- Up your sleep game. Tired of not getting enough sleep due to congestion and not being able to breathe? Try an air purifier. Air purifiers are a game changer when it comes to eliminating allergens from the air. While they can be anywhere in your home, they are great in the bedroom. Remember, when shopping for air purifiers, the higher the CADR, or clean air delivery rate, the faster the system will actually be able to purify the air.
- Wash your bedding. Especially if you allow your pets to sleep on your bed. Surprise! Pets can bring in unwanted pollen as well, and if you don’t catch your pet at the door to wipe them off every time, there’s a good chance they’re tracking in pollen. Just make it a habit of washing your bedding once a week, and always wash it in hot, soapy water. Not only does it keep your bed clean, but also means no pollen, and no dust mites, which thrive in warm, humid climates like your mattress.
- Last but certainly not least, keep doors and windows closed! This is probably the easiest prevention tip, yet one that we tend to forget about once the warm spring air hits. This is especially important during oak season because it’s very common to have an oak tree in your yard, so the close proximity and the breeze can blow a lot of pollen into your home. This is true for your inside your car as well; it’s best to just run the A/C.

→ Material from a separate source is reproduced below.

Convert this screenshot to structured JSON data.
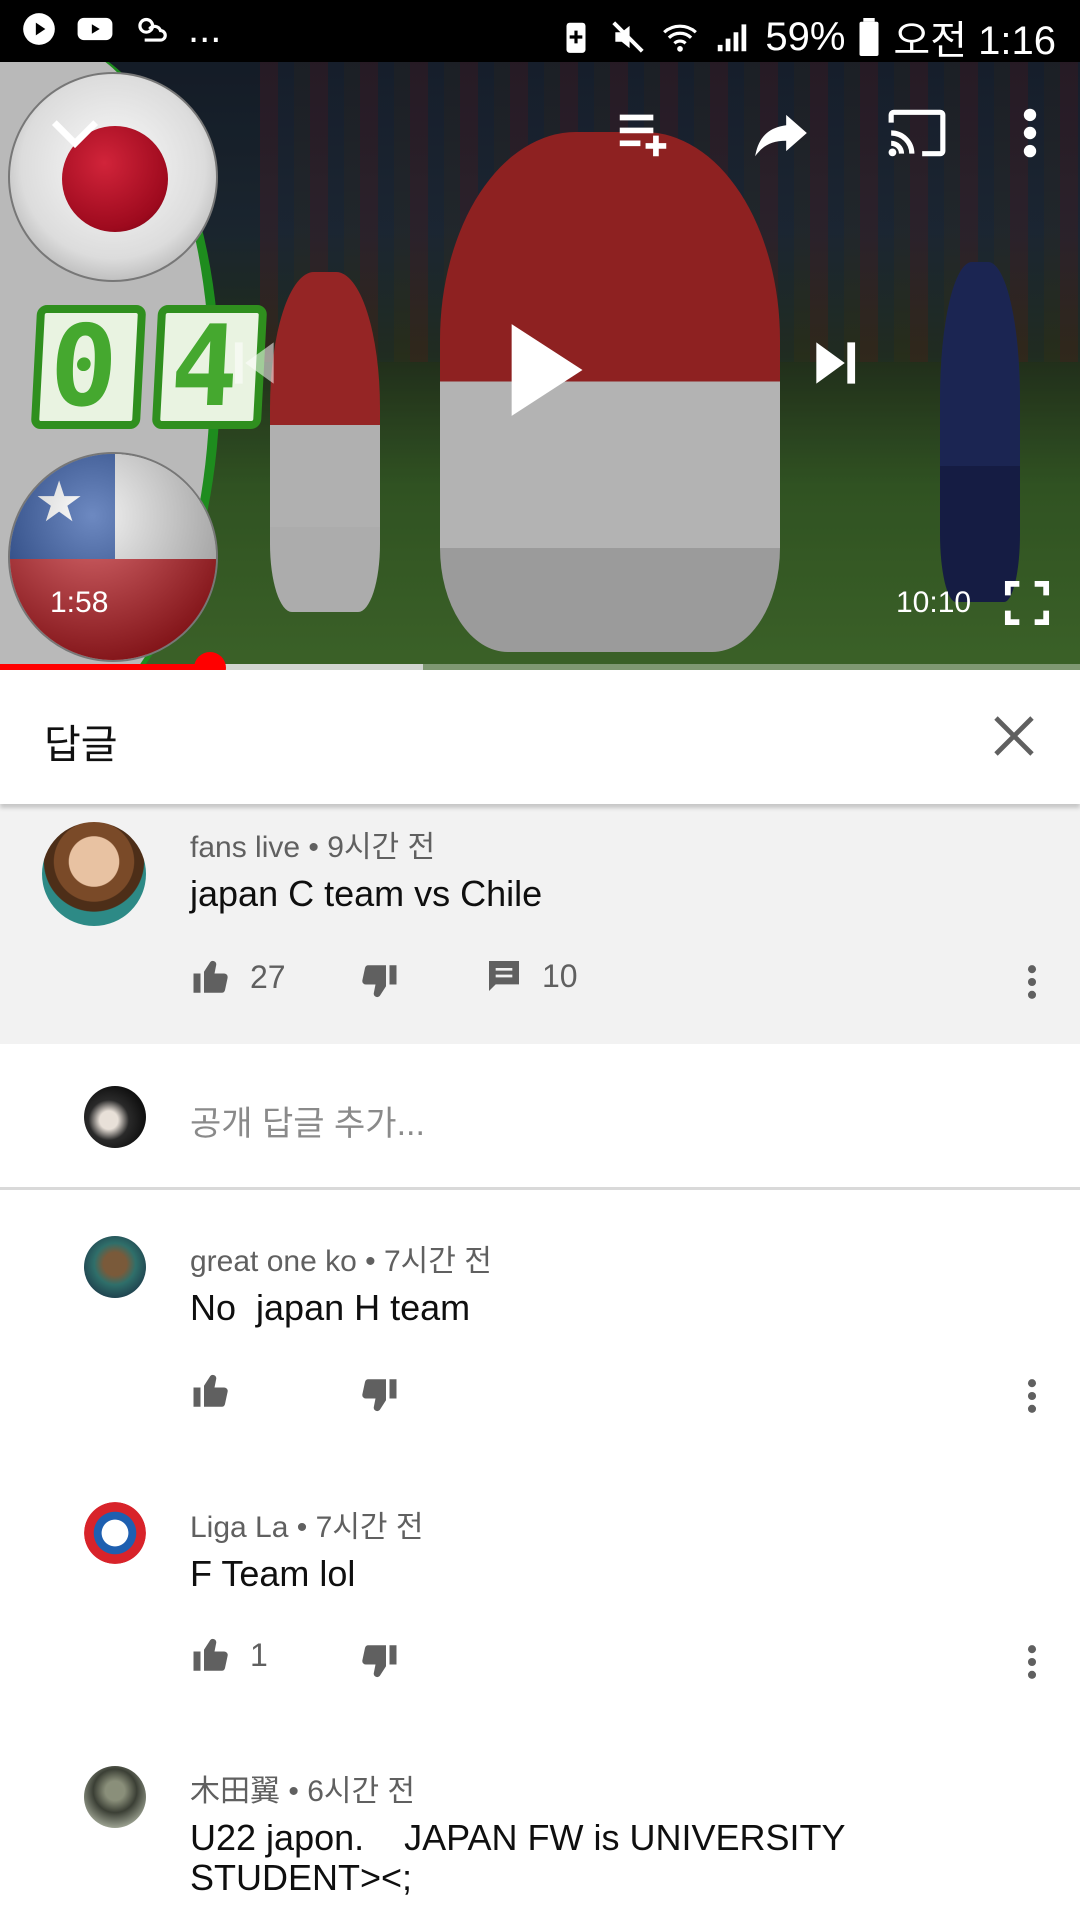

Let’s take a look outside your home.
- Are your allergies really worth getting rid of your 20-year-old oak tree? It depends on how bad your allergies are. But the truth is, because most allergens are wind-pollinated—meaning that they spread their pollen grains into the air—you’re most likely not going to feel any relief by removing one tree from your lawn, especially if the rest of your neighborhood is full of them. This isn't to say you should begin planting all allergy-inducing plants in your lawn.Instead, think about sprucing up your yard with allergy-friendly trees like dogwood trees, magnolia trees, tulip trees, or even lemon trees! You can also find low-pollen plants like cacti, geraniums, azaleas, roses, and tulips.
We hope these tips help you prep your home for this upcoming spring allergy season. When it comes to oak season, it can be stressful and overwhelming at times. We know allergies are miserable, but your home doesn’t have to be misery-inducing either. Maintain your home as a safe haven for rest and recuperation. If you’re tired of having to put allergies first in your life, come and see us. Our team is dedicated to finding a solution that works for you, so you can enjoy your life without allergies. Book an appointment online today!